The requested output is every line from the one with "Enumerate this screenshot's" through the last line below, printed exactly.

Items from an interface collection
# # # # # # #

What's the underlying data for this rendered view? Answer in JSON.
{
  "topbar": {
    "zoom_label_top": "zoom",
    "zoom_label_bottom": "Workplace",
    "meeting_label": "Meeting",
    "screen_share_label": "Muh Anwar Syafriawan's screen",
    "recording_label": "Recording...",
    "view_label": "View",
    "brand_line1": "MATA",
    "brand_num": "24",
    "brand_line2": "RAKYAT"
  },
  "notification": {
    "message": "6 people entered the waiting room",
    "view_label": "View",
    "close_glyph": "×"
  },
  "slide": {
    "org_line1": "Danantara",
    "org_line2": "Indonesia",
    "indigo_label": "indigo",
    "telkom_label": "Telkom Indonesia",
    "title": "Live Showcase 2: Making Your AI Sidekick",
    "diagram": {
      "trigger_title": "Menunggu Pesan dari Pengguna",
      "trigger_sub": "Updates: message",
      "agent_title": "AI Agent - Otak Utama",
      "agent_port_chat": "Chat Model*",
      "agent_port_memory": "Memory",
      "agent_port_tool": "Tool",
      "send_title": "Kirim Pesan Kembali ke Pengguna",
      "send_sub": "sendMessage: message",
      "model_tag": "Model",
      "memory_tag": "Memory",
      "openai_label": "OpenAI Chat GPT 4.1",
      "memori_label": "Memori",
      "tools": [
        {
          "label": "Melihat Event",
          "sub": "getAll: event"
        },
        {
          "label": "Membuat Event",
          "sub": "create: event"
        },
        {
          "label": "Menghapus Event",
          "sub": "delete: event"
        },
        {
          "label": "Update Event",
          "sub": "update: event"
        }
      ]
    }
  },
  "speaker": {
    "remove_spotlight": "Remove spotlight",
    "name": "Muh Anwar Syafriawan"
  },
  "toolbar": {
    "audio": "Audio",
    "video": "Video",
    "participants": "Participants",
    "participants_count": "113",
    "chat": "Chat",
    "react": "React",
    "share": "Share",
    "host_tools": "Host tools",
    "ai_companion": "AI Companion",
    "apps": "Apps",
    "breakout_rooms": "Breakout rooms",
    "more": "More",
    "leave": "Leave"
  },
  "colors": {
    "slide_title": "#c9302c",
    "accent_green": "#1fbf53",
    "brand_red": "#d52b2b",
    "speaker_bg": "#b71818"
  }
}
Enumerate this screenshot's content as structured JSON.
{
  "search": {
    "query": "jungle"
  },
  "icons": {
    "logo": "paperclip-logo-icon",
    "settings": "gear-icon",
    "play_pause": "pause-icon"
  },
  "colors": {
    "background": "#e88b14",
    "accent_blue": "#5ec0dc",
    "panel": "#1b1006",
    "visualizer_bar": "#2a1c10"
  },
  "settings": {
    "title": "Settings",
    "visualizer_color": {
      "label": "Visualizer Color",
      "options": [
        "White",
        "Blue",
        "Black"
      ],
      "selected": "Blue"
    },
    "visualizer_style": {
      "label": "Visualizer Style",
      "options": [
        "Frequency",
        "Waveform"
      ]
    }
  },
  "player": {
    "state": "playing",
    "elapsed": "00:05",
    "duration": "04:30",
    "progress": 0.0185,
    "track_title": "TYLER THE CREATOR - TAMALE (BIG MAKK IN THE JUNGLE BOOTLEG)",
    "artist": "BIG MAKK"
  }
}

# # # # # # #

### RESPONSE:
Enumerate this screenshot's content as structured JSON.
{
  "search": {
    "query": "jungle"
  },
  "icons": {
    "logo": "paperclip-logo-icon",
    "settings": "gear-icon",
    "play_pause": "pause-icon"
  },
  "colors": {
    "background": "#e88b14",
    "accent_blue": "#5ec0dc",
    "panel": "#1b1006",
    "visualizer_bar": "#2a1c10"
  },
  "settings": {
    "title": "Settings",
    "visualizer_color": {
      "label": "Visualizer Color",
      "options": [
        "White",
        "Blue",
        "Black"
      ],
      "selected": "Blue"
    },
    "visualizer_style": {
      "label": "Visualizer Style",
      "options": [
        "Frequency",
        "Waveform"
      ]
    }
  },
  "player": {
    "state": "playing",
    "elapsed": "00:05",
    "duration": "04:30",
    "progress": 0.0185,
    "track_title": "TYLER THE CREATOR - TAMALE (BIG MAKK IN THE JUNGLE BOOTLEG)",
    "artist": "BIG MAKK"
  }
}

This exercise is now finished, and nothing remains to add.